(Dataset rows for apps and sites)
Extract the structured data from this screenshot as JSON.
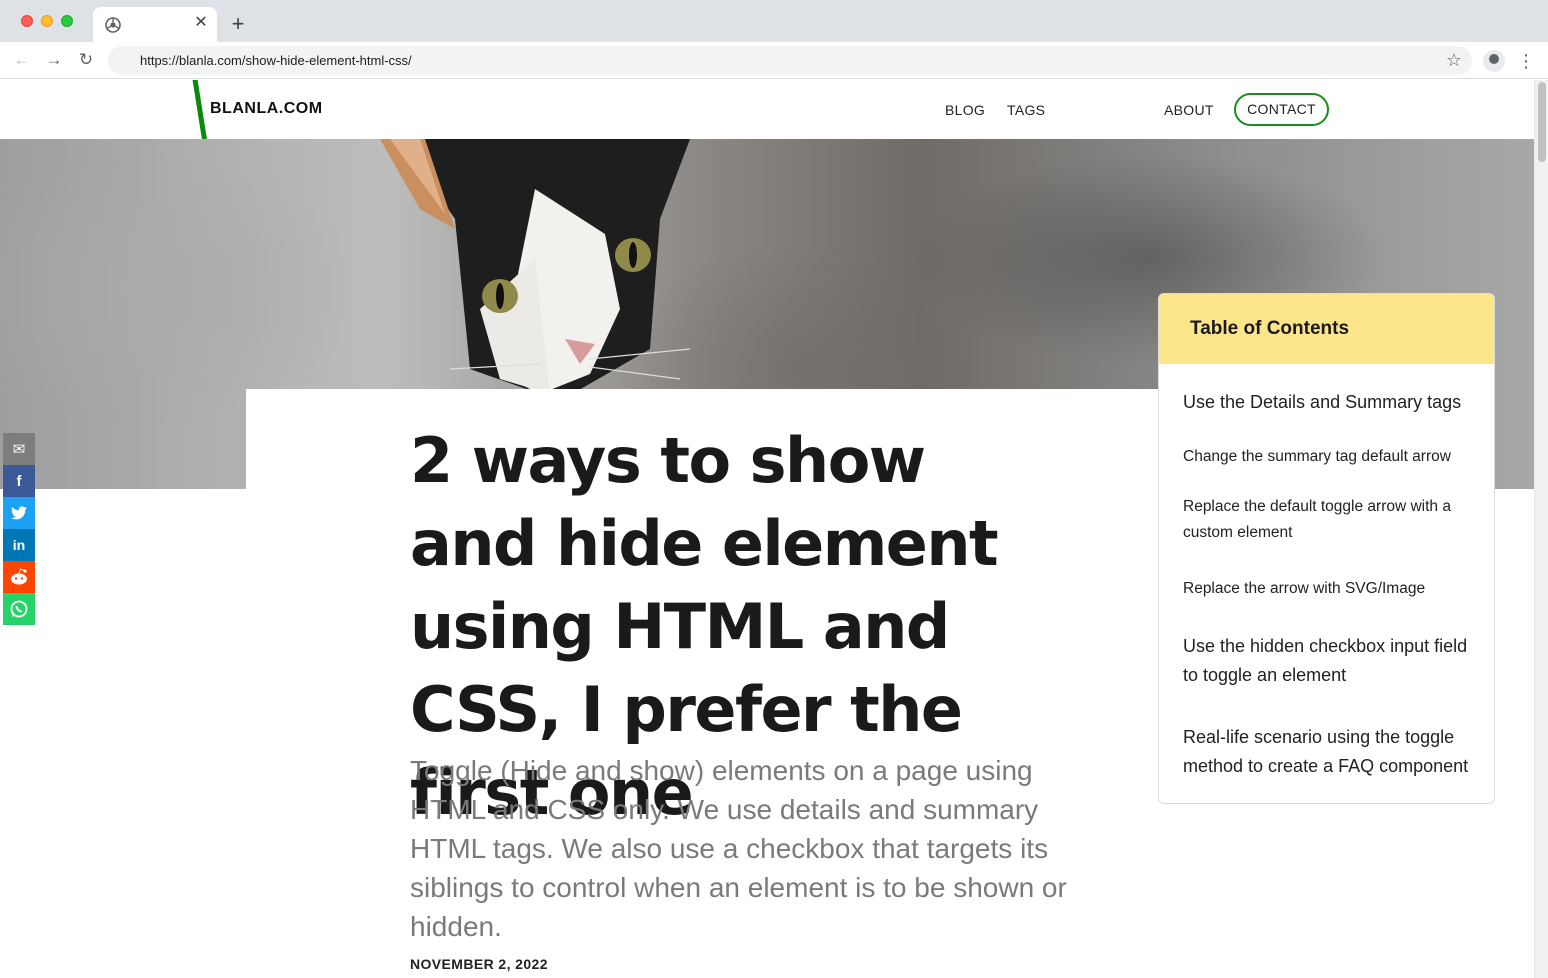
{
  "browser": {
    "url": "https://blanla.com/show-hide-element-html-css/",
    "tab": {
      "close_glyph": "✕",
      "favicon": "chrome-icon"
    },
    "new_tab_glyph": "+",
    "icons": {
      "back": "back-arrow-icon",
      "forward": "forward-arrow-icon",
      "reload": "reload-icon",
      "bookmark": "star-icon",
      "profile": "profile-icon",
      "menu": "kebab-menu-icon"
    }
  },
  "site": {
    "logo": "BLANLA.COM",
    "nav": [
      {
        "label": "BLOG"
      },
      {
        "label": "TAGS"
      },
      {
        "label": "ABOUT"
      },
      {
        "label": "CONTACT"
      }
    ],
    "accent_color": "#1c8a1c"
  },
  "article": {
    "title": "2 ways to show and hide element using HTML and CSS, I prefer the first one",
    "lede": "Toggle (Hide and show) elements on a page using HTML and CSS only. We use details and summary HTML tags. We also use a checkbox that targets its siblings to control when an element is to be shown or hidden.",
    "date": "NOVEMBER 2, 2022"
  },
  "share": [
    {
      "name": "email",
      "glyph": "✉",
      "color": "#7d7d7d"
    },
    {
      "name": "facebook",
      "glyph": "f",
      "color": "#3b5998"
    },
    {
      "name": "twitter",
      "glyph": "🐦",
      "color": "#1da1f2"
    },
    {
      "name": "linkedin",
      "glyph": "in",
      "color": "#0077b5"
    },
    {
      "name": "reddit",
      "glyph": "👽",
      "color": "#ff4500"
    },
    {
      "name": "whatsapp",
      "glyph": "✆",
      "color": "#25d366"
    }
  ],
  "toc": {
    "title": "Table of Contents",
    "header_color": "#fde68a",
    "items": [
      {
        "label": "Use the Details and Summary tags"
      },
      {
        "label": "Change the summary tag default arrow"
      },
      {
        "label": "Replace the default toggle arrow with a custom element"
      },
      {
        "label": "Replace the arrow with SVG/Image"
      },
      {
        "label": "Use the hidden checkbox input field to toggle an element"
      },
      {
        "label": "Real-life scenario using the toggle method to create a FAQ component"
      }
    ]
  }
}
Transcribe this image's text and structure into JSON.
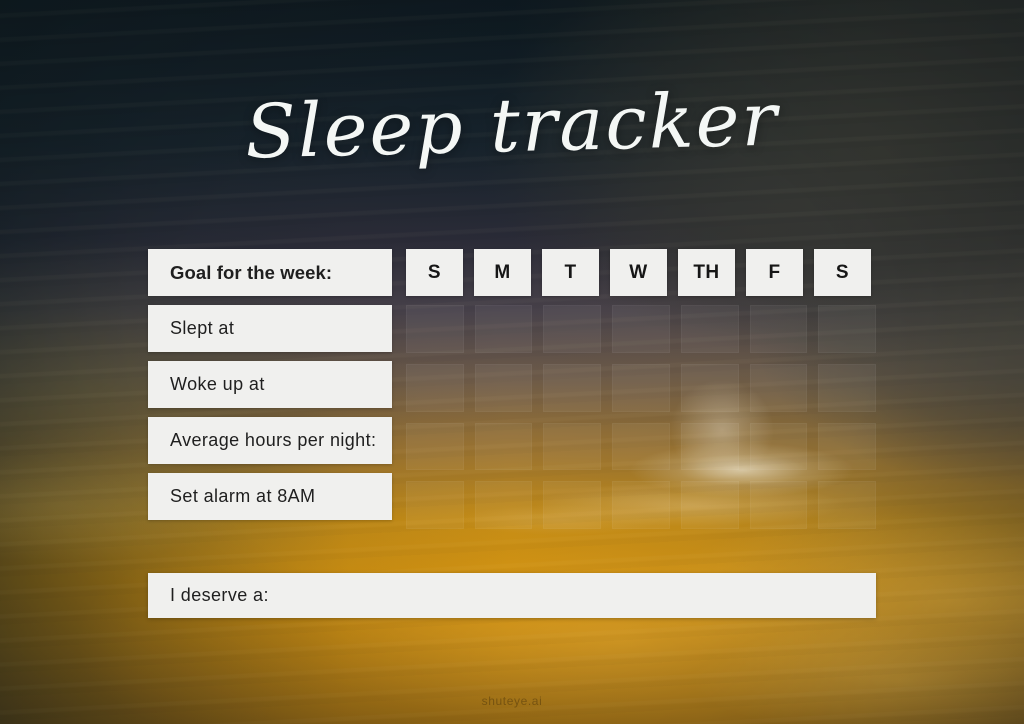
{
  "page": {
    "title": "Sleep tracker",
    "watermark": "shuteye.ai",
    "bg_top_color": "#0e1a21",
    "bg_bottom_color": "#c98c0d",
    "box_fill_color": "#f0f0ee",
    "text_color": "#1f1f1f",
    "title_color": "#f4f7f5"
  },
  "tracker": {
    "day_headers": [
      {
        "label": "S"
      },
      {
        "label": "M"
      },
      {
        "label": "T"
      },
      {
        "label": "W"
      },
      {
        "label": "TH"
      },
      {
        "label": "F"
      },
      {
        "label": "S"
      }
    ],
    "rows": [
      {
        "label": "Goal for the week:",
        "bold": true,
        "has_days": true
      },
      {
        "label": "Slept at",
        "bold": false,
        "has_days": false
      },
      {
        "label": "Woke up at",
        "bold": false,
        "has_days": false
      },
      {
        "label": "Average hours per night:",
        "bold": false,
        "has_days": false
      },
      {
        "label": "Set alarm at 8AM",
        "bold": false,
        "has_days": false
      }
    ]
  },
  "reward": {
    "label": "I deserve a:"
  },
  "grid": {
    "columns": 7,
    "rows": 4
  }
}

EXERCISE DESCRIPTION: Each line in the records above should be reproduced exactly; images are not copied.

FINISHED EXERCISE:
Extract the structured data from this screenshot as JSON.
{
  "browser": {
    "url": "https://blanla.com/show-hide-element-html-css/",
    "tab": {
      "close_glyph": "✕",
      "favicon": "chrome-icon"
    },
    "new_tab_glyph": "+",
    "icons": {
      "back": "back-arrow-icon",
      "forward": "forward-arrow-icon",
      "reload": "reload-icon",
      "bookmark": "star-icon",
      "profile": "profile-icon",
      "menu": "kebab-menu-icon"
    }
  },
  "site": {
    "logo": "BLANLA.COM",
    "nav": [
      {
        "label": "BLOG"
      },
      {
        "label": "TAGS"
      },
      {
        "label": "ABOUT"
      },
      {
        "label": "CONTACT"
      }
    ],
    "accent_color": "#1c8a1c"
  },
  "article": {
    "title": "2 ways to show and hide element using HTML and CSS, I prefer the first one",
    "lede": "Toggle (Hide and show) elements on a page using HTML and CSS only. We use details and summary HTML tags. We also use a checkbox that targets its siblings to control when an element is to be shown or hidden.",
    "date": "NOVEMBER 2, 2022"
  },
  "share": [
    {
      "name": "email",
      "glyph": "✉",
      "color": "#7d7d7d"
    },
    {
      "name": "facebook",
      "glyph": "f",
      "color": "#3b5998"
    },
    {
      "name": "twitter",
      "glyph": "🐦",
      "color": "#1da1f2"
    },
    {
      "name": "linkedin",
      "glyph": "in",
      "color": "#0077b5"
    },
    {
      "name": "reddit",
      "glyph": "👽",
      "color": "#ff4500"
    },
    {
      "name": "whatsapp",
      "glyph": "✆",
      "color": "#25d366"
    }
  ],
  "toc": {
    "title": "Table of Contents",
    "header_color": "#fde68a",
    "items": [
      {
        "label": "Use the Details and Summary tags"
      },
      {
        "label": "Change the summary tag default arrow"
      },
      {
        "label": "Replace the default toggle arrow with a custom element"
      },
      {
        "label": "Replace the arrow with SVG/Image"
      },
      {
        "label": "Use the hidden checkbox input field to toggle an element"
      },
      {
        "label": "Real-life scenario using the toggle method to create a FAQ component"
      }
    ]
  }
}
Transcribe this image's text and structure into JSON.
{
  "page": {
    "title": "Sleep tracker",
    "watermark": "shuteye.ai",
    "bg_top_color": "#0e1a21",
    "bg_bottom_color": "#c98c0d",
    "box_fill_color": "#f0f0ee",
    "text_color": "#1f1f1f",
    "title_color": "#f4f7f5"
  },
  "tracker": {
    "day_headers": [
      {
        "label": "S"
      },
      {
        "label": "M"
      },
      {
        "label": "T"
      },
      {
        "label": "W"
      },
      {
        "label": "TH"
      },
      {
        "label": "F"
      },
      {
        "label": "S"
      }
    ],
    "rows": [
      {
        "label": "Goal for the week:",
        "bold": true,
        "has_days": true
      },
      {
        "label": "Slept at",
        "bold": false,
        "has_days": false
      },
      {
        "label": "Woke up at",
        "bold": false,
        "has_days": false
      },
      {
        "label": "Average hours per night:",
        "bold": false,
        "has_days": false
      },
      {
        "label": "Set alarm at 8AM",
        "bold": false,
        "has_days": false
      }
    ]
  },
  "reward": {
    "label": "I deserve a:"
  },
  "grid": {
    "columns": 7,
    "rows": 4
  }
}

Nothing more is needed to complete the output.